"Super" star clusters

Richard de Grijs*

*Corresponding author for this work

Research output: Chapter in Book/Report/Conference proceedingConference proceeding contribution

Abstract

The production of "super star clusters" (SSCs; luminous, compact star clusters) seems to be a hallmark of intense star formation, particularly in interacting and star-burst galaxies. Their sizes, luminosities, and mass estimates are entirely consistent with what is expected for young Milky Way-type globular clusters (GCs). SSCs are important because of what they can tell us about CC formation and evolution (e.g., initial characteristics and early survival rates). They are also of prime importance as probes of the formation and (chemical) evolution of their host galaxies, and of the initial mass function in the extreme environments required for cluster formation. Recent evidence lends support to the scenario that Milky Way-type GCs (although more metal rich), which were once thought to be the oldest building blocks of galaxies, are still forming today.

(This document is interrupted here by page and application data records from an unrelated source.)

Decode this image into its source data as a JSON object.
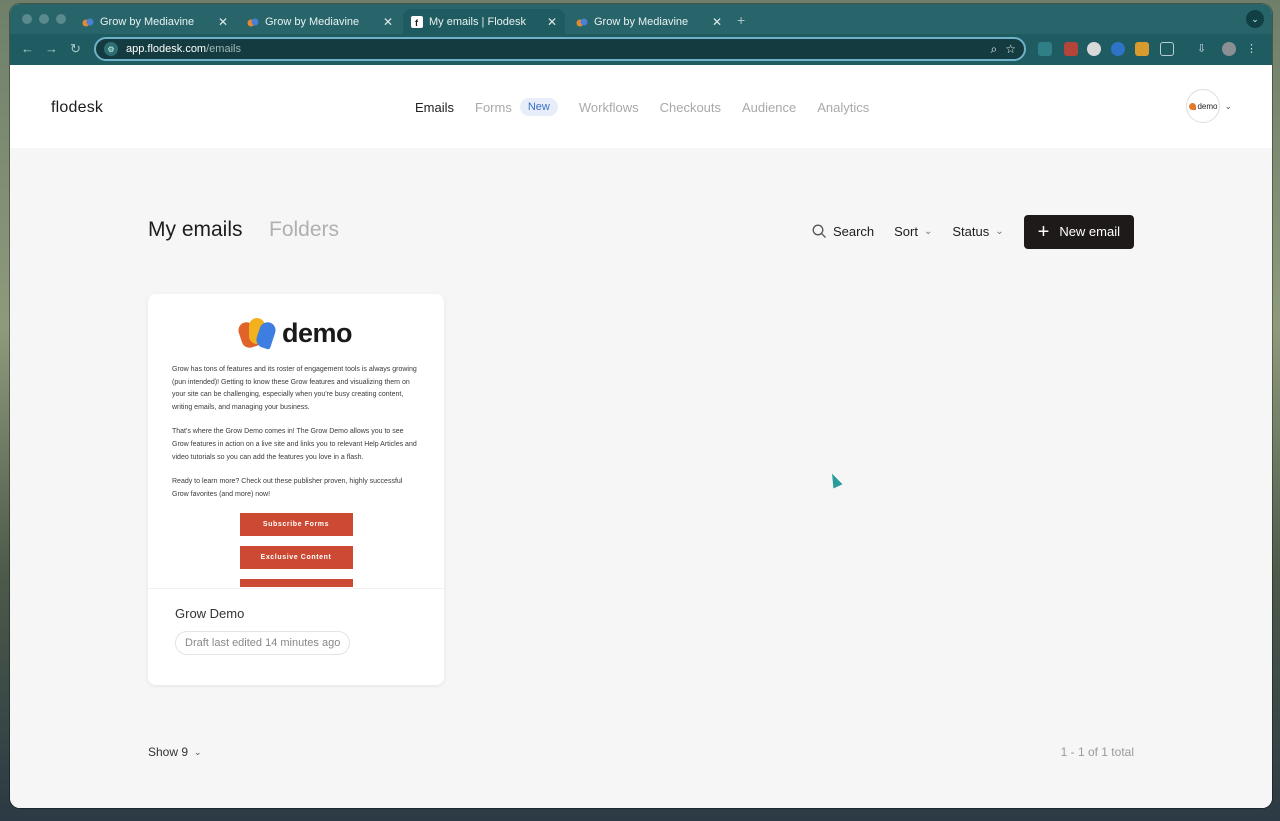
{
  "browser": {
    "tabs": [
      {
        "title": "Grow by Mediavine",
        "active": false
      },
      {
        "title": "Grow by Mediavine",
        "active": false
      },
      {
        "title": "My emails | Flodesk",
        "active": true
      },
      {
        "title": "Grow by Mediavine",
        "active": false
      }
    ],
    "new_tab_icon": "plus-icon",
    "url_host": "app.flodesk.com",
    "url_path": "/emails"
  },
  "app": {
    "logo": "flodesk",
    "nav": [
      {
        "label": "Emails",
        "active": true
      },
      {
        "label": "Forms",
        "active": false
      },
      {
        "label": "Workflows",
        "active": false
      },
      {
        "label": "Checkouts",
        "active": false
      },
      {
        "label": "Audience",
        "active": false
      },
      {
        "label": "Analytics",
        "active": false
      }
    ],
    "forms_badge": "New",
    "avatar_text": "demo"
  },
  "main": {
    "title": "My emails",
    "folders_label": "Folders",
    "search_label": "Search",
    "sort_label": "Sort",
    "status_label": "Status",
    "new_email_label": "New email"
  },
  "email_card": {
    "brand_word": "demo",
    "paragraphs": [
      "Grow has tons of features and its roster of engagement tools is always growing (pun intended)! Getting to know these Grow features and visualizing them on your site can be challenging, especially when you're busy creating content, writing emails, and managing your business.",
      "That's where the Grow Demo comes in! The Grow Demo allows you to see Grow features in action on a live site and links you to relevant Help Articles and video tutorials so you can add the features you love in a flash.",
      "Ready to learn more? Check out these publisher proven, highly successful Grow favorites (and more) now!"
    ],
    "buttons": [
      "Subscribe Forms",
      "Exclusive Content"
    ],
    "name": "Grow Demo",
    "status": "Draft last edited 14 minutes ago"
  },
  "footer": {
    "show_label": "Show 9",
    "count_text": "1 - 1 of 1 total"
  },
  "colors": {
    "accent_button": "#1f1a1a",
    "cta_red": "#cc4a33",
    "badge_blue": "#3b6fc4",
    "tab_bar": "#27656a"
  }
}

Original languageEnglish
Title of host publicationHighlights of astronomy
EditorsOddbjørn Engvold
PublisherAstronomical Society of the Pacific
Pages363-365
Number of pages3
Volume13
ISBN (Print)1583811893
DOIs
Publication statusPublished - 2005
Externally publishedYes
Event25th General Assembly of the International-Astronomical-Union - Sydney, Australia
Duration: 13 Jul 200326 Jul 2003

Conference

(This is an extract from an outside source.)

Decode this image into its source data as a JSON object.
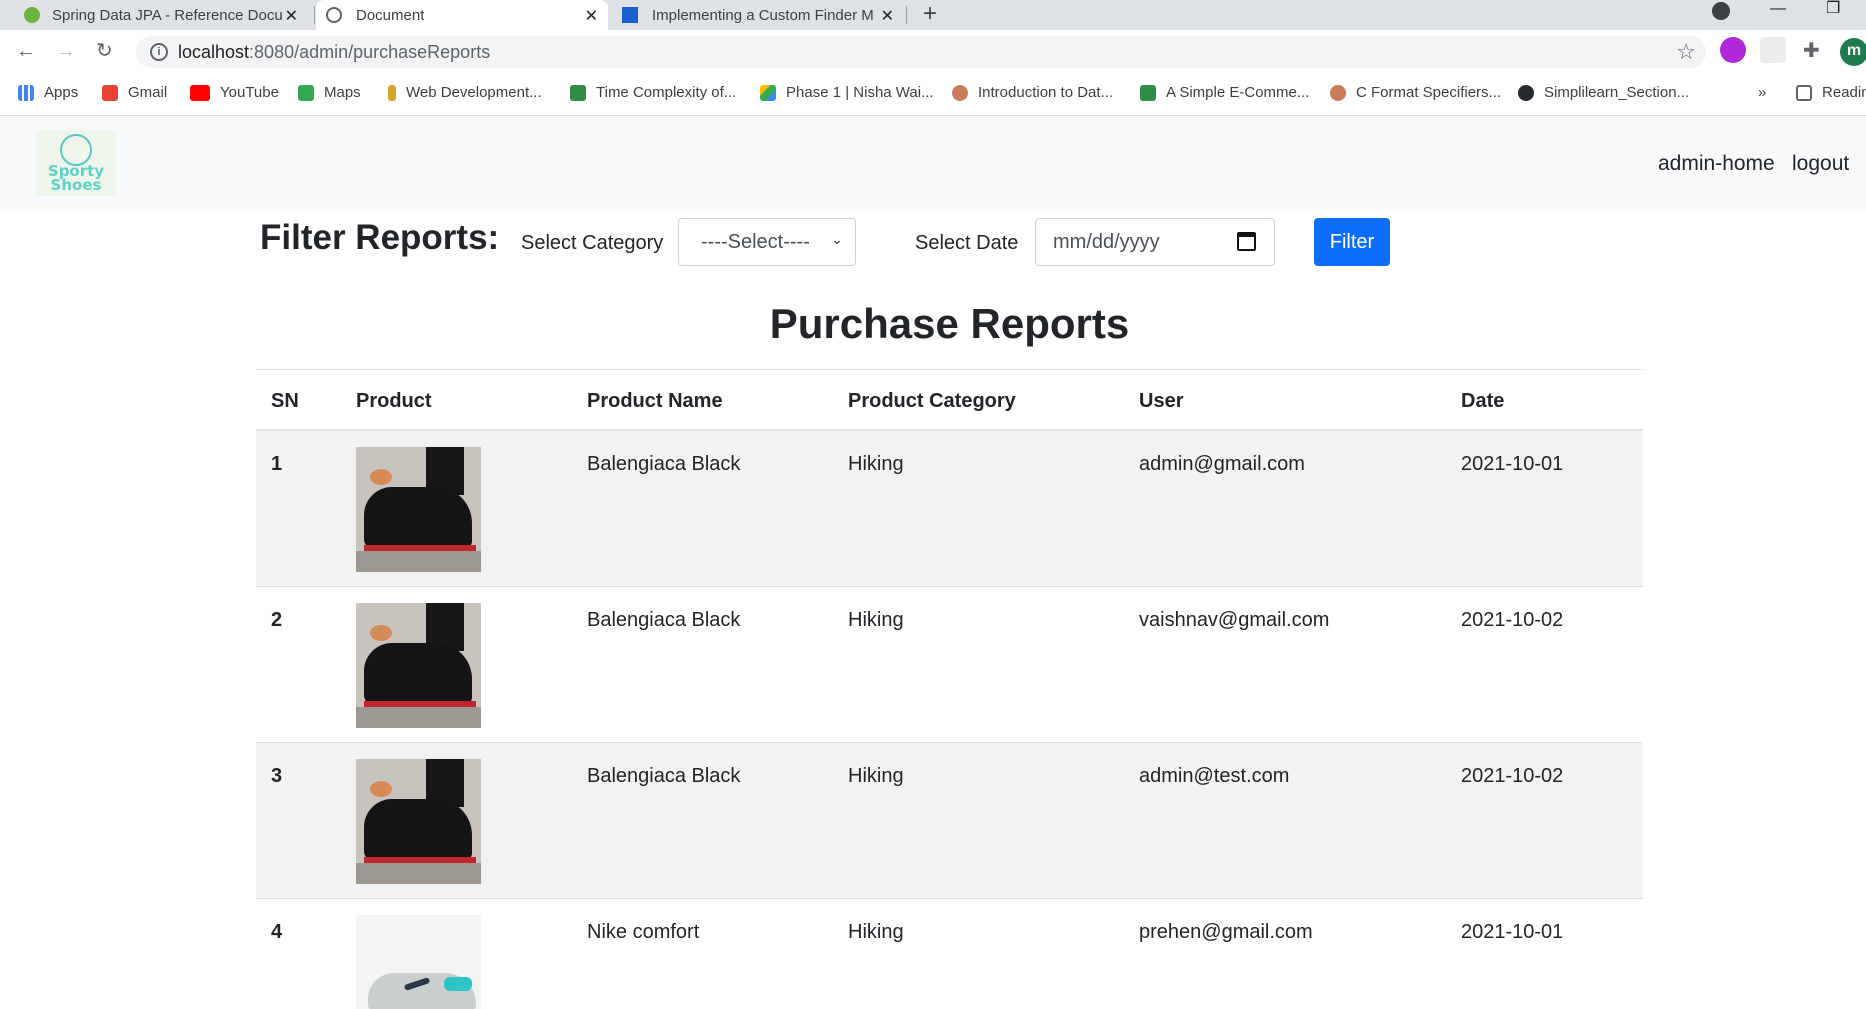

Conference25th General Assembly of the International-Astronomical-Union
CountryAustralia
CitySydney
Period13/07/0326/07/03

Cite this

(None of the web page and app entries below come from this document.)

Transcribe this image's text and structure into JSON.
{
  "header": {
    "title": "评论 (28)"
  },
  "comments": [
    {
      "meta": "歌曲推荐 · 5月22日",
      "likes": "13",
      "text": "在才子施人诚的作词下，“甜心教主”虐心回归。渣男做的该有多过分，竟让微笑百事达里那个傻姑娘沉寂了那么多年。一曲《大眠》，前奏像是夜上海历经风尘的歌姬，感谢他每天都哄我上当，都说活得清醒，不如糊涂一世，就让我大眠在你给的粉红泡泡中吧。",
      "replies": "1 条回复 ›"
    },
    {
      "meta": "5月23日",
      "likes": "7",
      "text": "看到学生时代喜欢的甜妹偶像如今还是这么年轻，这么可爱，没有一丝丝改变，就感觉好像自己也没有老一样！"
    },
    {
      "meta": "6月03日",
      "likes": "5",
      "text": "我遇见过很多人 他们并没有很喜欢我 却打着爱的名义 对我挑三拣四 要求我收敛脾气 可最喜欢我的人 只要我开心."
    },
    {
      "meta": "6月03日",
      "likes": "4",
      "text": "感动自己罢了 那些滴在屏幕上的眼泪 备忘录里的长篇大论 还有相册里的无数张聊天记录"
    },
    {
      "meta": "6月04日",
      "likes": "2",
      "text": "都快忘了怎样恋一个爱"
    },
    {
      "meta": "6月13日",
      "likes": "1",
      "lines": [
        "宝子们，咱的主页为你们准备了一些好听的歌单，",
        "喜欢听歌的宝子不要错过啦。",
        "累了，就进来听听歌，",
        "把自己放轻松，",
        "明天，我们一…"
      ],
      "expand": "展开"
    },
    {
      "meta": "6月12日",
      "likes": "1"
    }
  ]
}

de Grijs, R. (2005). "Super" star clusters. In O. Engvold (Ed.), Highlights of astronomy (Vol. 13, pp. 363-365). Astronomical Society of the Pacific. https://doi.org/10.1017/S1539299600015975